** Exercise data follows **

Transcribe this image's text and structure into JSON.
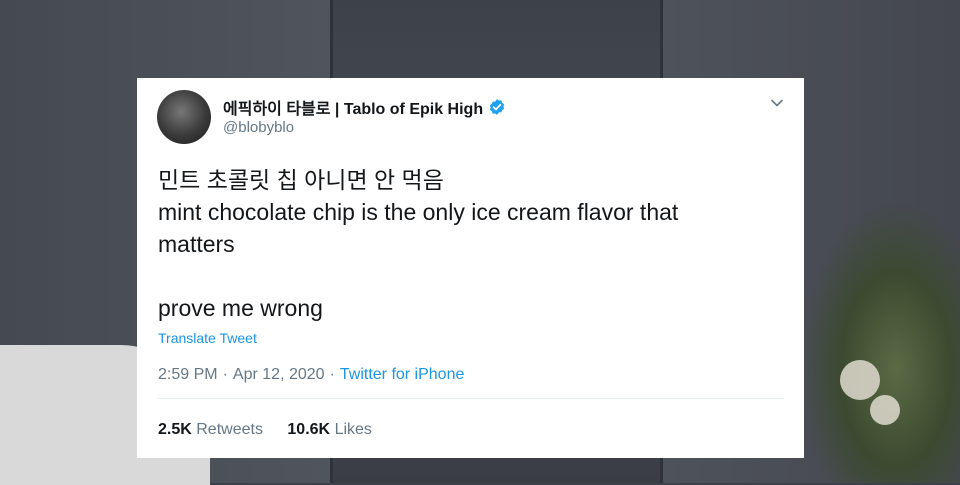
{
  "tweet": {
    "display_name": "에픽하이 타블로 | Tablo of Epik High",
    "handle": "@blobyblo",
    "verified_icon": "verified-badge-icon",
    "body_lines": [
      "민트 초콜릿 칩 아니면 안 먹음",
      "mint chocolate chip is the only ice cream flavor that",
      "matters",
      "",
      "prove me wrong"
    ],
    "translate_label": "Translate Tweet",
    "time": "2:59 PM",
    "date": "Apr 12, 2020",
    "separator": "·",
    "source": "Twitter for iPhone",
    "retweets_count": "2.5K",
    "retweets_label": "Retweets",
    "likes_count": "10.6K",
    "likes_label": "Likes"
  },
  "colors": {
    "accent": "#1b95e0",
    "text": "#14171a",
    "secondary_text": "#657786",
    "verified": "#1da1f2"
  }
}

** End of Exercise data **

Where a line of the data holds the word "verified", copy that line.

    "verified_icon": "verified-badge-icon",
    "verified": "#1da1f2"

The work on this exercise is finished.